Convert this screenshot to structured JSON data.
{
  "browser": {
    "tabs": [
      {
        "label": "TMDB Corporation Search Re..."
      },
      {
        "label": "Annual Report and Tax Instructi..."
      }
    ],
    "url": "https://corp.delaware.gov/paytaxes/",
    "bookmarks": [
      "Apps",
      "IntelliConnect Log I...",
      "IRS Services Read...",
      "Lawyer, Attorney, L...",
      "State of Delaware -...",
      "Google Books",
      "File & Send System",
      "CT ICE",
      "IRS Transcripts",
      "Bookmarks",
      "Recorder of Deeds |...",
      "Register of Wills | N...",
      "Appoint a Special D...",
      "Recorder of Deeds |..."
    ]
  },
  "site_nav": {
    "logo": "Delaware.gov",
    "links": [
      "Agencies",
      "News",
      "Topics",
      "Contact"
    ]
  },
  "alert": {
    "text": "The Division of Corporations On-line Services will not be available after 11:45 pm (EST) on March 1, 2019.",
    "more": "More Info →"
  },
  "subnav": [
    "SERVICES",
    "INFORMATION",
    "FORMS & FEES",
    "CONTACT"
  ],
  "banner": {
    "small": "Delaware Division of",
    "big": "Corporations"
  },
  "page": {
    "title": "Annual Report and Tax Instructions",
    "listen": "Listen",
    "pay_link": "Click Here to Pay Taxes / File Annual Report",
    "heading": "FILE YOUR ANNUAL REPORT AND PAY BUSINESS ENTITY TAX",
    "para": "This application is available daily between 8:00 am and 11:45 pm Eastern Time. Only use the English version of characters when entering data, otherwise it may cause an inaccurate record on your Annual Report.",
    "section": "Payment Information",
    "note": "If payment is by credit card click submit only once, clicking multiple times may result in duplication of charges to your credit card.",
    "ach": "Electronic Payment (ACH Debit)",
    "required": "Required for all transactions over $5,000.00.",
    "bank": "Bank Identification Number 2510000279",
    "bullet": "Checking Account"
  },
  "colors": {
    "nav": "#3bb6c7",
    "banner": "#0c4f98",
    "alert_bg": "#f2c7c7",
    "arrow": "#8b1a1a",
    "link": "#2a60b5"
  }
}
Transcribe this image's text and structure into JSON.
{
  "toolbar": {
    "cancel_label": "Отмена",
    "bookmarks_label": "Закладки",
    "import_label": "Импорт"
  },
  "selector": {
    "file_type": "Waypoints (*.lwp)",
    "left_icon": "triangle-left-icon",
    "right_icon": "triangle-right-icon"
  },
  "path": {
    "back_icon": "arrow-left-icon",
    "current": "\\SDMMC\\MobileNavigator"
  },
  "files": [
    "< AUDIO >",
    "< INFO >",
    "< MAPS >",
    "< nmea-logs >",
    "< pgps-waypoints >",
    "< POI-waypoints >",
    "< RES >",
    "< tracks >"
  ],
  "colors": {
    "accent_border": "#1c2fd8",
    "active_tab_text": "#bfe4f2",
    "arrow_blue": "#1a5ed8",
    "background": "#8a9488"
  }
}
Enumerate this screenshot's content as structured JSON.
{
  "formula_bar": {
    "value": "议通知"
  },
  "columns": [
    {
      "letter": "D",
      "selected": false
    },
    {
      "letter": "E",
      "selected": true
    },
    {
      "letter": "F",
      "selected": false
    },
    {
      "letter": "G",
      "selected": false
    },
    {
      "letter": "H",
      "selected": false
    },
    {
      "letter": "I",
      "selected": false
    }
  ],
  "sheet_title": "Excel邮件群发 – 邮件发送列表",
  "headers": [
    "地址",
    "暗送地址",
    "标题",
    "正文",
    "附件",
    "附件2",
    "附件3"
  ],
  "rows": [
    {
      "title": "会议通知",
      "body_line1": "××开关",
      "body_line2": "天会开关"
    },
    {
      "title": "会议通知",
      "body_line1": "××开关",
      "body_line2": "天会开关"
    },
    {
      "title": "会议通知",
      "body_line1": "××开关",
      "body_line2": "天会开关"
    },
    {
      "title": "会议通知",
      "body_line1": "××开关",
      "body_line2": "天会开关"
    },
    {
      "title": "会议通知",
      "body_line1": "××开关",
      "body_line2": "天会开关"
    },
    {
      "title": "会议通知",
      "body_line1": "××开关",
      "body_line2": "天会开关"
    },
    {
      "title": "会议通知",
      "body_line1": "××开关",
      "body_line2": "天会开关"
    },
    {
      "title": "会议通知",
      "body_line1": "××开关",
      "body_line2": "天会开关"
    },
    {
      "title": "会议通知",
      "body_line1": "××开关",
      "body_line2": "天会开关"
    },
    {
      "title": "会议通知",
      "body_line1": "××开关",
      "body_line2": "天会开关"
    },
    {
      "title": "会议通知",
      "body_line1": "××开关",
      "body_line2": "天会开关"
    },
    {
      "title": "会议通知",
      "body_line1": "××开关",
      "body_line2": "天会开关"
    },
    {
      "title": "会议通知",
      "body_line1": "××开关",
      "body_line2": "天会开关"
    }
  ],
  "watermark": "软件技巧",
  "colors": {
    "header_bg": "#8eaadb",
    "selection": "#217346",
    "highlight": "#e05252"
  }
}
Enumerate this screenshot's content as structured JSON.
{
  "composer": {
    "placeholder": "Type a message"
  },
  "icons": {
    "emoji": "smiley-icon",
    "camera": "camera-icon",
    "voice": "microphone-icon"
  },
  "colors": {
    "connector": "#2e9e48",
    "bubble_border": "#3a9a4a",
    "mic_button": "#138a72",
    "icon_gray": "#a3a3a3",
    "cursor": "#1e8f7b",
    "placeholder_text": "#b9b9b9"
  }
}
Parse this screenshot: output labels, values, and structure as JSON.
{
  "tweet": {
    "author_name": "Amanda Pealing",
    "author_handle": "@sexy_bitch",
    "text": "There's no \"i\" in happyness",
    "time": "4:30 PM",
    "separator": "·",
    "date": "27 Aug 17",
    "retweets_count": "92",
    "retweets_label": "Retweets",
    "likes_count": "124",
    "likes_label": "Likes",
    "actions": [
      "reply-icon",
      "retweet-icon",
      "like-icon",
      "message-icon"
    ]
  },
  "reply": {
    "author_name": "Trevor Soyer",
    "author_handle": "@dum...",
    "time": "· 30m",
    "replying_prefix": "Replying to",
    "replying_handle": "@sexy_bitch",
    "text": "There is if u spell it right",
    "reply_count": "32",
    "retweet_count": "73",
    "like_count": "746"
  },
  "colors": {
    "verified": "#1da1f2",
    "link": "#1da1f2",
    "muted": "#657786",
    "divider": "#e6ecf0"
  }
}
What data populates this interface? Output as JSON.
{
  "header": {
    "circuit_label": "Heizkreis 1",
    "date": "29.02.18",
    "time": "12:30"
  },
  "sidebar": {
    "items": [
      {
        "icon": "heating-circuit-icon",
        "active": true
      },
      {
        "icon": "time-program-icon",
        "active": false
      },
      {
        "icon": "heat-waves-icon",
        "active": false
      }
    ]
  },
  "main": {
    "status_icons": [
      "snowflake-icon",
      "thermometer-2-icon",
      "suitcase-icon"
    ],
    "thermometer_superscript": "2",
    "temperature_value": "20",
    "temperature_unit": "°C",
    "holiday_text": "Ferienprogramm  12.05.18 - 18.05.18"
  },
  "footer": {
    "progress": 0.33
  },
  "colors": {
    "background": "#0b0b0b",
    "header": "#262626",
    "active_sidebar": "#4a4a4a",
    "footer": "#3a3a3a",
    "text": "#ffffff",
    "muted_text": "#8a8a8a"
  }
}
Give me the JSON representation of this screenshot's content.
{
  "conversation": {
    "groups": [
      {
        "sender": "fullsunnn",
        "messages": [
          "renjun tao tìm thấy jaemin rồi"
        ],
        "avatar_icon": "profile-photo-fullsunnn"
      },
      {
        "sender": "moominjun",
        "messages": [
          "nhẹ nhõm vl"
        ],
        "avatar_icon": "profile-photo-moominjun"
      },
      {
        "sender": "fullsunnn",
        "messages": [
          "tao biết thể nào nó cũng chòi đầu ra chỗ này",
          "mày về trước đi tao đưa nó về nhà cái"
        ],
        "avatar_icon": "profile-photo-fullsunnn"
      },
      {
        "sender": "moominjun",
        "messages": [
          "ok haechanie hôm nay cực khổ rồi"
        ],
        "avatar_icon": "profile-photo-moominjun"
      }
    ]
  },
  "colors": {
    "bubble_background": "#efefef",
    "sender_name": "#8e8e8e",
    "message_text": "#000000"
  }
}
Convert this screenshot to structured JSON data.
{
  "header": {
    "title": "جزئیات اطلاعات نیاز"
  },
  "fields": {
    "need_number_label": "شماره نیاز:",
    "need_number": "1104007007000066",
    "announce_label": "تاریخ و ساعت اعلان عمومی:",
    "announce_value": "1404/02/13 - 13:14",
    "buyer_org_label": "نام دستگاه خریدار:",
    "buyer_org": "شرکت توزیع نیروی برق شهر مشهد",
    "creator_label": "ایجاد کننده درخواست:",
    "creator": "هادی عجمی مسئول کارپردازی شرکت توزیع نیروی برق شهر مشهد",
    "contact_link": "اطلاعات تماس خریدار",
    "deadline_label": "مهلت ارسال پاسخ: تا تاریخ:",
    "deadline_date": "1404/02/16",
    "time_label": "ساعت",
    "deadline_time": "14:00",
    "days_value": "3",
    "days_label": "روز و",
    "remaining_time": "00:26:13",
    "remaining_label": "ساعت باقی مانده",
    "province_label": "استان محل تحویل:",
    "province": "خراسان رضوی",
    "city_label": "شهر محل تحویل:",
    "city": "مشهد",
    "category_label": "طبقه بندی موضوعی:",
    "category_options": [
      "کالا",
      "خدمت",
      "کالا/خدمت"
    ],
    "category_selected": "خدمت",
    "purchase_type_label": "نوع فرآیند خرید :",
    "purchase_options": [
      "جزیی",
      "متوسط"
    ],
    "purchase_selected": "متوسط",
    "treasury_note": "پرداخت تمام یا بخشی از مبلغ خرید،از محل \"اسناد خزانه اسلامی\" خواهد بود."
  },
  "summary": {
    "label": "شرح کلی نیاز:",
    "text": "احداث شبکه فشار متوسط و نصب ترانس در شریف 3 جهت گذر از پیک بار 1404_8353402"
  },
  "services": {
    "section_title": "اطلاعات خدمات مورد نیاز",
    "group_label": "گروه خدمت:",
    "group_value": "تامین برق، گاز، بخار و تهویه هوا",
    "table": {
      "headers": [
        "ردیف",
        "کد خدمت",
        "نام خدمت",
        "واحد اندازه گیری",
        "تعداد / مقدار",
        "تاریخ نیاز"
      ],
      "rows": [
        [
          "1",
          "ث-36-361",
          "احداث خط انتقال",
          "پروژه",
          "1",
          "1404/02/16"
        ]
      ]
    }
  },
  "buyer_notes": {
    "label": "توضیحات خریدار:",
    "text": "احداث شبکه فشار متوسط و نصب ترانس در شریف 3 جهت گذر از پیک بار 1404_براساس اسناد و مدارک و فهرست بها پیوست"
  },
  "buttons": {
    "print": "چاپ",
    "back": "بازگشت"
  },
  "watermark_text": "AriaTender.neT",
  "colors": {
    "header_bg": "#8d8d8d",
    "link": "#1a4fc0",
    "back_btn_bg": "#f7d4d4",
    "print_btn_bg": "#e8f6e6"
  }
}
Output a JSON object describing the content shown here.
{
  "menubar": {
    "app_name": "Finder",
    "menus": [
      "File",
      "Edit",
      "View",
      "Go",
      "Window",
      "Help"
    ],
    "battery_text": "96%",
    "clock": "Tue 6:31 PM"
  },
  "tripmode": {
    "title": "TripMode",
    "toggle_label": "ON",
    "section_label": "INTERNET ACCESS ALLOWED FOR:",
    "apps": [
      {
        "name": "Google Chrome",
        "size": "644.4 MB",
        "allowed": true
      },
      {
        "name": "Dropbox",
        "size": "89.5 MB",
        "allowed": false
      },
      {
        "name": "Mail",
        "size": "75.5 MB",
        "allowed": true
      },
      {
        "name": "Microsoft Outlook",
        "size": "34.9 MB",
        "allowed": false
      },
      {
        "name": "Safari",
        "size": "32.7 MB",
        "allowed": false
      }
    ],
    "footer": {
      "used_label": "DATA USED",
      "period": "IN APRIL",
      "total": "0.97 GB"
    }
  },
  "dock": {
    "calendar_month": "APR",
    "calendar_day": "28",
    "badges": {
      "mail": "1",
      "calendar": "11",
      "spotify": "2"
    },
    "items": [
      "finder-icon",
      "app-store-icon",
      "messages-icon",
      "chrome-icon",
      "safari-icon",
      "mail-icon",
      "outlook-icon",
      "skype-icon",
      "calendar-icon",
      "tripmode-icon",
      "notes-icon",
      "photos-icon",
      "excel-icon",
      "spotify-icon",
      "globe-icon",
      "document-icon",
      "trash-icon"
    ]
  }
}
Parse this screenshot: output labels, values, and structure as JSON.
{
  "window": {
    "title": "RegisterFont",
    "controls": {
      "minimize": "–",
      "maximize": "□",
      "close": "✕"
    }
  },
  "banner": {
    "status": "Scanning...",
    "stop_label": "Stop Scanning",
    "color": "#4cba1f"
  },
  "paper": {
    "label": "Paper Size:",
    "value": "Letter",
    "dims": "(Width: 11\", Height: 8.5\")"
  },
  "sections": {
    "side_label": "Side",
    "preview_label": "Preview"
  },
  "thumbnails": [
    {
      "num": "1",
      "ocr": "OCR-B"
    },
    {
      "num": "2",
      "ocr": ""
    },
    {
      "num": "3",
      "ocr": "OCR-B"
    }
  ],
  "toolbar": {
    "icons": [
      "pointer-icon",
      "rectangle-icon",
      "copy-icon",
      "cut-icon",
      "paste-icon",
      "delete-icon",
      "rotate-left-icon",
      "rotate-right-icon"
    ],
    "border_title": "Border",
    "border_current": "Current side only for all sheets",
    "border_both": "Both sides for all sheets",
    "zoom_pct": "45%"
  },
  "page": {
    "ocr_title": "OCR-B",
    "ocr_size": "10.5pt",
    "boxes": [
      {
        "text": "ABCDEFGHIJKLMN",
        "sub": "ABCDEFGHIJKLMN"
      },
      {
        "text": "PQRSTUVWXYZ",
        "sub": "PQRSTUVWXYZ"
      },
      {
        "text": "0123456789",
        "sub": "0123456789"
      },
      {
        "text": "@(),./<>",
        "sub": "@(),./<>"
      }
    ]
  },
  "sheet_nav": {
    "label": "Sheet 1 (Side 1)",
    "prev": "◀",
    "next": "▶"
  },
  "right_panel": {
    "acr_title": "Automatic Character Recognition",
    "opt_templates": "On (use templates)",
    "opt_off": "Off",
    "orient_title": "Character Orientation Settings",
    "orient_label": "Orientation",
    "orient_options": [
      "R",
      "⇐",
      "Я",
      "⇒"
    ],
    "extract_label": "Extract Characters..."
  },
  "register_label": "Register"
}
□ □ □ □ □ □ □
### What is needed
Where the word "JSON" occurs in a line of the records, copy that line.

### Completed exercise
Convert this screenshot to structured JSON data.
Transcribe this image's text and structure into JSON.
Enumerate this screenshot's content as structured JSON.
Enumerate this screenshot's content as structured JSON.
Parse this screenshot: output labels, values, and structure as JSON.
What data populates this interface? Output as JSON.
Give me the JSON representation of this screenshot's content.
Convert this screenshot to structured JSON data.
Output a JSON object describing the content shown here.
Parse this screenshot: output labels, values, and structure as JSON.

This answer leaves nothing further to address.